» What the task requires:
Within the data below, find the string "image" and return each line where it occurs.
(Data provided)
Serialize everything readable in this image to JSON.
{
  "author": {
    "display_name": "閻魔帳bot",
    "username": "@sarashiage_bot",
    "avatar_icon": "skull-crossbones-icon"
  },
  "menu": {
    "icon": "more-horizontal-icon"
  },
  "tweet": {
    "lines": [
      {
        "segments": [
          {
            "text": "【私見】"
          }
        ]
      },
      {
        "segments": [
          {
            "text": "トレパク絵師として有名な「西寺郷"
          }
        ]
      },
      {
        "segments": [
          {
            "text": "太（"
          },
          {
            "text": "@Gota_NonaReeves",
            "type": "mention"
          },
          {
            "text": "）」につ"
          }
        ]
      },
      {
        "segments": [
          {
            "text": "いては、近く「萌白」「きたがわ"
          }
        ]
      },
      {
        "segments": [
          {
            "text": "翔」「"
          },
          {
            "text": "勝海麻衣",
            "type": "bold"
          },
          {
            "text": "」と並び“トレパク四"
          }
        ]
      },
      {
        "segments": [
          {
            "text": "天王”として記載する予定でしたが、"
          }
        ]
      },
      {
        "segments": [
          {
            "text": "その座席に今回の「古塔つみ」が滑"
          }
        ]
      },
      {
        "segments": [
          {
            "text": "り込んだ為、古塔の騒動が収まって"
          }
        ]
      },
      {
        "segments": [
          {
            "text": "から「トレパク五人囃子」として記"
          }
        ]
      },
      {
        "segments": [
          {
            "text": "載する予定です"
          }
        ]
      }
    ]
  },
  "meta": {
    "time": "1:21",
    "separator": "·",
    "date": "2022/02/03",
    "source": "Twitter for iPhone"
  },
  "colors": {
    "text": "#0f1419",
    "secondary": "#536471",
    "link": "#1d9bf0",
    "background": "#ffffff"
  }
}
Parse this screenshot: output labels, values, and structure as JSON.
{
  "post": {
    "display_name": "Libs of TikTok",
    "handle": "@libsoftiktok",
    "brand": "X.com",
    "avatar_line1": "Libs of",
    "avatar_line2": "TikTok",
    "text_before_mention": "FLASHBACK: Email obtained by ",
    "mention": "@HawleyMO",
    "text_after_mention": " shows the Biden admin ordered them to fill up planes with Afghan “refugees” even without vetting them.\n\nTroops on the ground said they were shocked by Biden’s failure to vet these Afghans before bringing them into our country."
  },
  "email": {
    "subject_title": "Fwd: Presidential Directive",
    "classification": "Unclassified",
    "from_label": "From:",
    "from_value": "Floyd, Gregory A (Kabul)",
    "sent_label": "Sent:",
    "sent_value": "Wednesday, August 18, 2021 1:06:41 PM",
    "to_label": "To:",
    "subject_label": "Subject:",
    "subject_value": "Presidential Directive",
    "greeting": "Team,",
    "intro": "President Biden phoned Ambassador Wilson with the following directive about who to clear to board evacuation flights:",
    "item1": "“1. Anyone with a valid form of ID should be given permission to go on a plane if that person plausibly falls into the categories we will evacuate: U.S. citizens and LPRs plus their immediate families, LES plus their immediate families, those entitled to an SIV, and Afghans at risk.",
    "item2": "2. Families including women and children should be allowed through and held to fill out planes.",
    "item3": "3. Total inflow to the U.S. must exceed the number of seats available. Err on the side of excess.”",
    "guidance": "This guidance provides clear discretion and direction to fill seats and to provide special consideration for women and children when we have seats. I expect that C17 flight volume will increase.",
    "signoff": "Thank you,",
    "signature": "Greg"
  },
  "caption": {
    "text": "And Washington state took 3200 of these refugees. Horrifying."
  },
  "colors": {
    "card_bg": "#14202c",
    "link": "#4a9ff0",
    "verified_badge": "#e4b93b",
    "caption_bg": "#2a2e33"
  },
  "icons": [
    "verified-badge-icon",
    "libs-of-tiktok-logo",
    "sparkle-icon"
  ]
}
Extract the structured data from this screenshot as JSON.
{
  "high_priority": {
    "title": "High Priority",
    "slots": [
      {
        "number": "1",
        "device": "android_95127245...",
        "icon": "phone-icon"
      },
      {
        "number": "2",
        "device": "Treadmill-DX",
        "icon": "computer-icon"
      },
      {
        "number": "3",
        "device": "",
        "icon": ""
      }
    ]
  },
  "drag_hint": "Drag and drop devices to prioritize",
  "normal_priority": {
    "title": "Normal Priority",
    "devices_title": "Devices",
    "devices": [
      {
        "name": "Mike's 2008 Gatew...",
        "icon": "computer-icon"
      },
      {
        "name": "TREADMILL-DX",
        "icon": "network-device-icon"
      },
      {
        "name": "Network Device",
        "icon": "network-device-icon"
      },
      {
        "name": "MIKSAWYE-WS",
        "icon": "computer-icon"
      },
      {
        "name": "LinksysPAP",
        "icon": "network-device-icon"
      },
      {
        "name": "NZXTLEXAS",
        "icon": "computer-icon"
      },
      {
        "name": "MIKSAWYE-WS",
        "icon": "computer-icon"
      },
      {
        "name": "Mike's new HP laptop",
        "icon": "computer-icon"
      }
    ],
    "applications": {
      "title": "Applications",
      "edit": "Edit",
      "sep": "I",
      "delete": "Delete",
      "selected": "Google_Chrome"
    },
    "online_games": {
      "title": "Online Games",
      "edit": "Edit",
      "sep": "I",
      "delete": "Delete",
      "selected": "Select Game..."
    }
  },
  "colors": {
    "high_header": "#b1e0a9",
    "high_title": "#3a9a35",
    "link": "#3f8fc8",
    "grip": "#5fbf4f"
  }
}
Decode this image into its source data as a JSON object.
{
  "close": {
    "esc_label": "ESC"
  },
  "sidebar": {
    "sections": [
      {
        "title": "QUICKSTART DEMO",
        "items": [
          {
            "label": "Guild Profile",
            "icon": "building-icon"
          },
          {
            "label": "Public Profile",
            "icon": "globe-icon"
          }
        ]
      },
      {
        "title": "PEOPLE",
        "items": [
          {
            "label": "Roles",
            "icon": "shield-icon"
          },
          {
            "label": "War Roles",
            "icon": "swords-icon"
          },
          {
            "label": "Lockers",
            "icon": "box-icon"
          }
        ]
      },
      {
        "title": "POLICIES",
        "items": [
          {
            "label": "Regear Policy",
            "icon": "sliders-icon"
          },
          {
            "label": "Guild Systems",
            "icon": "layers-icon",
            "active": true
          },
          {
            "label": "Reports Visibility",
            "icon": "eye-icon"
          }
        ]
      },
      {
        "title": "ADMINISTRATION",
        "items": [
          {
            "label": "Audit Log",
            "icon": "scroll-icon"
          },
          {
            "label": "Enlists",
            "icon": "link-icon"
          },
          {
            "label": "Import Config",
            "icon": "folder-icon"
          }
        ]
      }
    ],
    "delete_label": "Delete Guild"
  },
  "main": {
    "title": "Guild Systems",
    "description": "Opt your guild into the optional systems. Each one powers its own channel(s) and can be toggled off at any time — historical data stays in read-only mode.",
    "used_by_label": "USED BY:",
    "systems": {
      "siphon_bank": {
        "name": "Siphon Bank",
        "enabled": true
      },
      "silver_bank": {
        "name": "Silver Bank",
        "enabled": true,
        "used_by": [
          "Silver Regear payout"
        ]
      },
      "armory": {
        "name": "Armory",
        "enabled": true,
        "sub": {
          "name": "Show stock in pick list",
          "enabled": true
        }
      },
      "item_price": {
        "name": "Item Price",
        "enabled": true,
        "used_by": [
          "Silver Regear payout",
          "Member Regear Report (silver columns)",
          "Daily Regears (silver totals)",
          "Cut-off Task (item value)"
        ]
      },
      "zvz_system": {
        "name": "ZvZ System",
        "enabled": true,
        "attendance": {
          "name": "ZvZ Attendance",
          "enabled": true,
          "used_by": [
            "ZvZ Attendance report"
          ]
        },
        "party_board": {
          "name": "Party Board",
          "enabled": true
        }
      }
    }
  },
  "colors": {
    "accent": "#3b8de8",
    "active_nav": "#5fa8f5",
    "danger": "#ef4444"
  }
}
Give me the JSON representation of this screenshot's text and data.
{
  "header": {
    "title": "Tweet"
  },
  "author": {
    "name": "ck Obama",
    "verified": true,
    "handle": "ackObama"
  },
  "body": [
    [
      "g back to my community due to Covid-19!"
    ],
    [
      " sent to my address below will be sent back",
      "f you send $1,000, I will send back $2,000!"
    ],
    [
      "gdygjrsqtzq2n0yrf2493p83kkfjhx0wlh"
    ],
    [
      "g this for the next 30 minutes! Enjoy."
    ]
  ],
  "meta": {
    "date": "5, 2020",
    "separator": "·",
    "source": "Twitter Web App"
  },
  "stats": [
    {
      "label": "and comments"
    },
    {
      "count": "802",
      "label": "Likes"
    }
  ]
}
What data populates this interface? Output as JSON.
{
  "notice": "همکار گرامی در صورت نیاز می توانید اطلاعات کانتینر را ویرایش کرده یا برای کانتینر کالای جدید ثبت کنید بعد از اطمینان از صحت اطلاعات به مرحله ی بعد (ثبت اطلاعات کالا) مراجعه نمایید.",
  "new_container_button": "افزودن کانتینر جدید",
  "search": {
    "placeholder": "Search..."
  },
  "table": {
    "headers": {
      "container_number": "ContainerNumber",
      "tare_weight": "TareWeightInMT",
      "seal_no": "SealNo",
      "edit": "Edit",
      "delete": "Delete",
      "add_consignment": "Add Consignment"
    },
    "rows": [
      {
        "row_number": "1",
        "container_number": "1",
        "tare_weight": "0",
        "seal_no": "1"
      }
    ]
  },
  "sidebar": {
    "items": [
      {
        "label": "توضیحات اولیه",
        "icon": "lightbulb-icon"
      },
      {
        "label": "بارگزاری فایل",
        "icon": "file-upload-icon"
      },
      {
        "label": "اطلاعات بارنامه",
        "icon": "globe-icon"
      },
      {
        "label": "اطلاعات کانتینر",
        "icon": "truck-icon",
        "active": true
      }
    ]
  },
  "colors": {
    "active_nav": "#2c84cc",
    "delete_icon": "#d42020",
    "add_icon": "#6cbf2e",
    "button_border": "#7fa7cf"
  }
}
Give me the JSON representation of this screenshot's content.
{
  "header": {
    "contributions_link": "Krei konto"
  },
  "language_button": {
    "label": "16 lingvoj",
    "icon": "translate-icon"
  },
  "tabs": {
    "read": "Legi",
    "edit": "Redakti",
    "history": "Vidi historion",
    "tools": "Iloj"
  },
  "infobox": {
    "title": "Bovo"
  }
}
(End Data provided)
» Answer section:
Serialize everything readable in this image to JSON.
Decode this image into its source data as a JSON object.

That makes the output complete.